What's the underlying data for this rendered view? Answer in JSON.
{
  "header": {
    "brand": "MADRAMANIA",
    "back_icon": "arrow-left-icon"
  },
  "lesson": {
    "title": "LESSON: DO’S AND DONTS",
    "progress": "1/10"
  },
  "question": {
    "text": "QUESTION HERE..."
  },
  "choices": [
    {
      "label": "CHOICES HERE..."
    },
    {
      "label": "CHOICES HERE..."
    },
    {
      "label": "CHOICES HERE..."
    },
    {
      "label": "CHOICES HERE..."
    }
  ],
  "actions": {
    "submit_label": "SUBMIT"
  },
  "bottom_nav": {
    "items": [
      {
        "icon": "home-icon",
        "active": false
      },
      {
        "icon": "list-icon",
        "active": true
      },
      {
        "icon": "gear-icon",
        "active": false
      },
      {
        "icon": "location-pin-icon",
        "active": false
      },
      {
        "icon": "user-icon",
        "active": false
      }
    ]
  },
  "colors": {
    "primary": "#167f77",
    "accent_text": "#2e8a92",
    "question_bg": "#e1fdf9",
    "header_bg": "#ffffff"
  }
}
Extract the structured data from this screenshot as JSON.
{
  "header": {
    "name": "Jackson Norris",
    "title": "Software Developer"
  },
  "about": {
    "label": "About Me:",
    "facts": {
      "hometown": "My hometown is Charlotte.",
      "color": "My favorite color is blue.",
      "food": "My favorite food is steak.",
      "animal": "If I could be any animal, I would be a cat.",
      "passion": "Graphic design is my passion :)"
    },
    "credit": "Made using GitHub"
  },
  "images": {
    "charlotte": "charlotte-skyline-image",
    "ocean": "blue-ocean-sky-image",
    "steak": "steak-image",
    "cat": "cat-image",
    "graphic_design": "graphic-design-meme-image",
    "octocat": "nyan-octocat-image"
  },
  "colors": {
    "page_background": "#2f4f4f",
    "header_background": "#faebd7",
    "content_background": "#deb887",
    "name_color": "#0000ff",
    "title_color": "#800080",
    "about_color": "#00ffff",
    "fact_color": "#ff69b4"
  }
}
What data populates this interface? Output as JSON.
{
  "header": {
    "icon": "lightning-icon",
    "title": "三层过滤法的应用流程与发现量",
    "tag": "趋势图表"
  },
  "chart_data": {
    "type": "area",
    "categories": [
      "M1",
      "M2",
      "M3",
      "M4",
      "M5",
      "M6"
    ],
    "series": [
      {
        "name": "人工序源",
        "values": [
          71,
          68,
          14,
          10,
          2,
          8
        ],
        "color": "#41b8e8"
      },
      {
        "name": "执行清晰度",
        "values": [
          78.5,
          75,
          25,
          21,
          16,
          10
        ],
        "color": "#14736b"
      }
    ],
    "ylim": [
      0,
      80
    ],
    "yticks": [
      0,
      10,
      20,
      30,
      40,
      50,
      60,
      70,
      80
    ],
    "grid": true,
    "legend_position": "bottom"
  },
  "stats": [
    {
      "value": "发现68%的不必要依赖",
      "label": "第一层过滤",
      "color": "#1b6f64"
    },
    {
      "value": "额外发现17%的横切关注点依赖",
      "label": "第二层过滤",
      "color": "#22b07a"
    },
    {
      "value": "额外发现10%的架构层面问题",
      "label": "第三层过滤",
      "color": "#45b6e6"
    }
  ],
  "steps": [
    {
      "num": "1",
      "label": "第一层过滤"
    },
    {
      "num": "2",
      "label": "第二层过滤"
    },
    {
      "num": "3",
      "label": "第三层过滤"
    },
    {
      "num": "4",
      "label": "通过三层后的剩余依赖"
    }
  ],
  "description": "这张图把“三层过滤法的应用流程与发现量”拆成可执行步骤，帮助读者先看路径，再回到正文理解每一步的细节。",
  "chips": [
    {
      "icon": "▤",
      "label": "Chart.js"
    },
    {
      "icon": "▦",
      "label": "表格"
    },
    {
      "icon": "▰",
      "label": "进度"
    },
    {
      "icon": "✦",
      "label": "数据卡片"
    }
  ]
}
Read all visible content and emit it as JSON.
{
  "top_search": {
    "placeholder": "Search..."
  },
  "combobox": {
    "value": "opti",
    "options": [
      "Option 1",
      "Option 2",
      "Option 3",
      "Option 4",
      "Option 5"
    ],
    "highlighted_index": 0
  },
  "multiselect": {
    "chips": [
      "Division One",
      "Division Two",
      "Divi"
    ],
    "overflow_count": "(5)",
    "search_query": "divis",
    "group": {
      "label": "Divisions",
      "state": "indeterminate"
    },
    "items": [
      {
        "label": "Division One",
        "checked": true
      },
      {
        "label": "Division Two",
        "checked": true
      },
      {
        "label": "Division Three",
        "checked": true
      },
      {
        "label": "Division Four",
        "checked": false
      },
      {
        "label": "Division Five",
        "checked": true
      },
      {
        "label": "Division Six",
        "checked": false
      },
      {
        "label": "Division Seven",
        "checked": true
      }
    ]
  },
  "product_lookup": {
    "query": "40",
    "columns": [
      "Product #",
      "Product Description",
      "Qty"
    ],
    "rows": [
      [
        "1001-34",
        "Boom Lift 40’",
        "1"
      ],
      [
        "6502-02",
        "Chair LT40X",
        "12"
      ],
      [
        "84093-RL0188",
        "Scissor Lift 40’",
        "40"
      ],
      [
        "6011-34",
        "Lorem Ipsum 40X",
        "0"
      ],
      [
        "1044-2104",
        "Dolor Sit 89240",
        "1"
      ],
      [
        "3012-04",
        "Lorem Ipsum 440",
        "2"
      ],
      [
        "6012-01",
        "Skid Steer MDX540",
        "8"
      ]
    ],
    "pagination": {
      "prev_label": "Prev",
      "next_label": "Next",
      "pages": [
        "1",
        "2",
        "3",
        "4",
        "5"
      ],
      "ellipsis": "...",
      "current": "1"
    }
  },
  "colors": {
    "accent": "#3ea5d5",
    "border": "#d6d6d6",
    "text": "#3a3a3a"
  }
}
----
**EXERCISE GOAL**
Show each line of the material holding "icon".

**ANSWER AREA**
    "back_icon": "arrow-left-icon"
        "icon": "home-icon",
        "icon": "list-icon",
        "icon": "gear-icon",
        "icon": "location-pin-icon",
        "icon": "user-icon",
    "icon": "lightning-icon",
      "icon": "▤",
      "icon": "▦",
      "icon": "▰",
      "icon": "✦",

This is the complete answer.